Press Association The 24-year-old, operating at the base of a midfield diamond, dictated the high tempo demanded by manager Van Gaal and also broke up QPR’s attacking play on the rare occasions they made it over the halfway line. Blind knows Van Gaal well from their time together with the Dutch national team. From the outside the former Holland coach seems a blunt, authoritarian figure, but Blind says the 63-year-old is just an honest man who should not be criticised for giving his opinions in a straightforward manner. “He is not frightening – he is just honest,” Blind said. “That can be frightening, but I like it. “He is very honest to everybody.

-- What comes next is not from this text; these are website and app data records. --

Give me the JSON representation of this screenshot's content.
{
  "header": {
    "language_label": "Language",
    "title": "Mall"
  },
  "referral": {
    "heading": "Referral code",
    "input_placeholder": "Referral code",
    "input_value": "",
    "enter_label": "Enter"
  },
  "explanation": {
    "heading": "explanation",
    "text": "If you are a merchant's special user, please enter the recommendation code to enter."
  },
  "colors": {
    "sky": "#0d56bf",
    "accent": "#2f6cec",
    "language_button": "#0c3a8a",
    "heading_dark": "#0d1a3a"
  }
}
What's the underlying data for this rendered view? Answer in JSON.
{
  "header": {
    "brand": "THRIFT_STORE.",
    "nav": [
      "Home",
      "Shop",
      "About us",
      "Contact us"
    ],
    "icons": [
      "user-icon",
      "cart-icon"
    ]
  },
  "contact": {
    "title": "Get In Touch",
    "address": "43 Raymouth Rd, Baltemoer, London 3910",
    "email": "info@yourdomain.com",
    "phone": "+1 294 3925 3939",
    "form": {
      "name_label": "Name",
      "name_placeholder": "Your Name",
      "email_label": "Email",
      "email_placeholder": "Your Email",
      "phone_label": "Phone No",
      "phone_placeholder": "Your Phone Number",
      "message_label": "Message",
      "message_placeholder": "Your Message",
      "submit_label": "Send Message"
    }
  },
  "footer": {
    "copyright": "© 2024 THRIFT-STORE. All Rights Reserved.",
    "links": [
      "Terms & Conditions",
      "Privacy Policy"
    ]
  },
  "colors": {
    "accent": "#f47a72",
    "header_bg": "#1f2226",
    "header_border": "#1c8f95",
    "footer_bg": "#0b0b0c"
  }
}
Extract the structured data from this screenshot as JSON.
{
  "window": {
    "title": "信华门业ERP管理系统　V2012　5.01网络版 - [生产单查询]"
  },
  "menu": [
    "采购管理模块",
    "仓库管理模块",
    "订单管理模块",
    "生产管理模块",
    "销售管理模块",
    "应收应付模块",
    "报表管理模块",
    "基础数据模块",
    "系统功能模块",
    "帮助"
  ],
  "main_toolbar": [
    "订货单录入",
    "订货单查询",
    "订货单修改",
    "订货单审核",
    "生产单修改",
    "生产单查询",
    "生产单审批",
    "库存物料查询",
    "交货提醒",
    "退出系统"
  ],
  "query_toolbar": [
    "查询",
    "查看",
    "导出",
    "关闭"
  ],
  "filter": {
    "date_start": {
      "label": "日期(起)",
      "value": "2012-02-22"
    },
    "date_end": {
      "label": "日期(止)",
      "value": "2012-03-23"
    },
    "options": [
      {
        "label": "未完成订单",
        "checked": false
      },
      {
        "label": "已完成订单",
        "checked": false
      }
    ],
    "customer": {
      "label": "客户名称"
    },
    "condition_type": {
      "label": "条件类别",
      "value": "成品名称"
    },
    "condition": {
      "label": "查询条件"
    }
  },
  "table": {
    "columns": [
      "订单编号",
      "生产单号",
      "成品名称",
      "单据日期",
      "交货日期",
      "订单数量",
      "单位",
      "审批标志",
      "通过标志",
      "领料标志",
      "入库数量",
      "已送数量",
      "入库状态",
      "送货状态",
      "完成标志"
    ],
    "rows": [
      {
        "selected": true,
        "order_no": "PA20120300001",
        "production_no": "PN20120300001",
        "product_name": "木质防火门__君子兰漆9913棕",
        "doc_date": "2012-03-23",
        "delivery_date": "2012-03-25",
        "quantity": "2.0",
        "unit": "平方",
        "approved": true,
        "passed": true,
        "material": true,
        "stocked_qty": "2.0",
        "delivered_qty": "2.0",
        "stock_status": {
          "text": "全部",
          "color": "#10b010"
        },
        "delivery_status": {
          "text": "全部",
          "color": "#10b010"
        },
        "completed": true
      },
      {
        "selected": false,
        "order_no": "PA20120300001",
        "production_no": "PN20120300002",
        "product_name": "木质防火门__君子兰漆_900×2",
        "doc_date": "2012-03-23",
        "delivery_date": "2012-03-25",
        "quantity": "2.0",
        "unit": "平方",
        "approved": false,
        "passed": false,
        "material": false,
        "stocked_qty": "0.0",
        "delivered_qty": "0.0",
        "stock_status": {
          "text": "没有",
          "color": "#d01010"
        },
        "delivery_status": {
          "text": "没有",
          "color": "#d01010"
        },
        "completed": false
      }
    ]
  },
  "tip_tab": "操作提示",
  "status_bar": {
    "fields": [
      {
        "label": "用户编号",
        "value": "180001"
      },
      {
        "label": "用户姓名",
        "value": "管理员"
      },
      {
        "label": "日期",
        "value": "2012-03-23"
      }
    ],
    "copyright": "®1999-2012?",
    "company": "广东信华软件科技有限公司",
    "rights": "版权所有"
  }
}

He knows what he wants and he knows his philosophy. “He can bring that to the players and he can make a team with everybody in. “I have really learned a lot from Van Gaal and I like working under him. “He has helped me a lot and I hope to continue learning from him. “I think he can make me a better player in terms of positioning, where to stand and tactics in games because midfield is an important position to play and I hope I can get better at it every day.” Van Gaal handed Blind his Holland debut in February 2013 and he became a regular in the national team through to the World Cup finals, where the Oranje finished third. Van Gaal attributed Holland’s success to a strong team spirit within the camp, and he has set about trying to establish a similar sense of unity within a United squad which contains six new signings. “Everybody wants to fight for each other and I think we saw that in the QPR game,” Blind said. “Everyone wants to give the ball to each other. I like to play in this squad. “When I came here there was a really warm welcome and I felt directly good in the team. “Also, Robin (van Persie) helped me a lot because I know him from the Dutch squad but I got help also from the other guys who came in straight away. “That is a good start for everybody if you want to work for each other.” Blind counts his father, former Holland defender Danny Blind, as a big influence on his career too. “He helps me always,” Blind said of his father, who was at the QPR game. “I always call him after a game to discuss the game, so I am curious what he says to me.” Having been at Ajax since he was eight years old, Blind admits getting used to the frenetic pace of the Barclays Premier League will take some time. “I think the Premier League is a higher level and it is a higher speed in the game,” he said. “It was a higher tempo and I can feel that also in my legs, but I can play 90 minutes. “Against QPR it was different because I had a lot of space and that was nice for me.” Daley Blind thinks Louis van Gaal’s brutally honest ways will help him become a much better player. With all the focus on Angel di Maria and Radamel Falcao, Blind’s contribution to Manchester United’s 4-0 win over QPR on Sunday largely flew under the radar. The Holland international, who moved to Old Trafford from Ajax on deadline day, easily slotted into the United starting XI.